Supporters of the industry say that the ban would send “a terrible signal” to the “business community of Manhattan” and point to the roughly $1-2 million per year that each helipad generates for the city. But lawmakers aren’t convinced that the combined irritation and air pollution are worth it.
“New Yorkers want a full ban on non-essential flights, and I stand with them,” said Council Member Alexa Avilés, whose 38th District includes Sunset Park and Red Hook. “It’s absurd that we’re letting this happen in exchange for $1 million in revenue.”
At the time of writing, 23 co-sponsors have signed onto Restler’s bill, a substantial bloc in the city’s 51-member council. Supporters represent a range of neighborhoods and political views, from Avilés, a South Brooklyn socialist, to anti-vax nutbar Vickie Paladino, a Republican from Northeast Queens. It’s worth noting that the citizens of East Hampton, where many of these flights land, have also organized against rideshare-style helicoptering. The town is currently waging a legal battle—which some have dubbed “Millionaires v. Billionaires”—to privatize its airport in order to curb private helicopter flights.
Indeed, Restler’s bill echoes a growing demand for the ultra-wealthy to justify their exorbitant emissions. Last July, after the public learned of several quick, emissions-intensive flights logged by his private jet, Drake defended himself by revealing that he wasn’t even on the plane. The same critics soon came for Kylie Jenner, only to move on to Taylor Swift after a study labeled the singer the “biggest celebrity CO2 polluter of the year” for the 170 flights her private jet undertook in less than eight months. Swift’s explanation that she often lent her jet to her friends did little to cool the controversy during one of the hottest summers in living memory.
Meanwhile, the French government has moved to shut down unnecessary flights, albeit with limited success. Lawmakers originally intended to ban eight short flights out of Paris along routes also covered by trains but succeeded in blocking only three.
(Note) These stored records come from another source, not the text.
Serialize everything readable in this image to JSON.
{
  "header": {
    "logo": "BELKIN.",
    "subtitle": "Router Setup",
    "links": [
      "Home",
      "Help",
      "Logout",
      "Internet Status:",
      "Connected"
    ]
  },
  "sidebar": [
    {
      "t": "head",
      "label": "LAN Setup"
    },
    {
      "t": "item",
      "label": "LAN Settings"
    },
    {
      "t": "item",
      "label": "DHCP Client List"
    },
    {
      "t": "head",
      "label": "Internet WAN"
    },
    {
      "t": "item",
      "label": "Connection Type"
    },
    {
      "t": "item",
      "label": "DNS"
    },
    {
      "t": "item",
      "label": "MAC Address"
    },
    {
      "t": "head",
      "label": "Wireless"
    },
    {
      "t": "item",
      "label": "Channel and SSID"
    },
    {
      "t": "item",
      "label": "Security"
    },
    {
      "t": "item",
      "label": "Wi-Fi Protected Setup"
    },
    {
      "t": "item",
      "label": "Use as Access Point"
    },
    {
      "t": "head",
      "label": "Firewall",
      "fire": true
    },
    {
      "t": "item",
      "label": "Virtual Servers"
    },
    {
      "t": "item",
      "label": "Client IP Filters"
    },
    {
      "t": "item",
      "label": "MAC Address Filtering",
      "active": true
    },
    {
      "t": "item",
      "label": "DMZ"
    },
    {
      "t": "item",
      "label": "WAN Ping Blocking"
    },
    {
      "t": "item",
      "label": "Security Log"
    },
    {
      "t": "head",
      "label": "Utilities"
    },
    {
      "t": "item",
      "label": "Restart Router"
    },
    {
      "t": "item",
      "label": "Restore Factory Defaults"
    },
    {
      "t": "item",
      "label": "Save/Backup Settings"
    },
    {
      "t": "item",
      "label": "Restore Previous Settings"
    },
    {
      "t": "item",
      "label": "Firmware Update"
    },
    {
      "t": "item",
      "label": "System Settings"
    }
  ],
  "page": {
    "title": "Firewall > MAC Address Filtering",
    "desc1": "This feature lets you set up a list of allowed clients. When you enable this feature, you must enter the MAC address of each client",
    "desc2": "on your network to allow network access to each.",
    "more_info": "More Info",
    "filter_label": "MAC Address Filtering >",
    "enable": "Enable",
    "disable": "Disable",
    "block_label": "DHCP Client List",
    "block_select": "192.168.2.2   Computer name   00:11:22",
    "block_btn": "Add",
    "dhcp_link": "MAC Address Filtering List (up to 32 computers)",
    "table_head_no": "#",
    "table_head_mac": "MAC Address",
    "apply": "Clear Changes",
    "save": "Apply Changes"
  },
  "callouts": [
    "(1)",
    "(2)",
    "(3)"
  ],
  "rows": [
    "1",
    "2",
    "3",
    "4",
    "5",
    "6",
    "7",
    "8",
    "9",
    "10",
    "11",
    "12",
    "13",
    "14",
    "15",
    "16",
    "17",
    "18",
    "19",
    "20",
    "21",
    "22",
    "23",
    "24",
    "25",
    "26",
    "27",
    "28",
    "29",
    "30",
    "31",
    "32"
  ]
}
Many have pushed to ban private flights between Paris and the Riviera, a continental equivalent to the Manhattan-Hamptons circuit, but have yet to pass such a law.
Restler, a staunch proponent of bikes and public transportation, said that banning private helicopter flights was just one part of a broad transportation agenda. Other planks in his platform include “a network of truly protected bike lanes,” “deepening investments” in the subway, and encouraging New Yorkers to use the city’s functional but oft-overlooked ferry system.
Gov. Kathy Hochul recently vetoed a similar measure at the state level, which would have banned nonessential flights from taking off from the 30th St Heliport and empowered residents to sue aviation companies over noise complaints. Her justification for the veto cited the federal government’s role in regulating New York’s airspace, an argument that could be made against Restler’s City Council bill. Unlike the state-level bill, however, Restler’s proposed legislation targets city-owned helipads, using the Department of Small Business Services’ authority to restrict flights.
While he harbors little sympathy for the uber-wealthy, Restler struck a conciliatory note when asked if he had a message for the targets of his bill:
“Join us on the ground,” he said. “It’s not too bad!”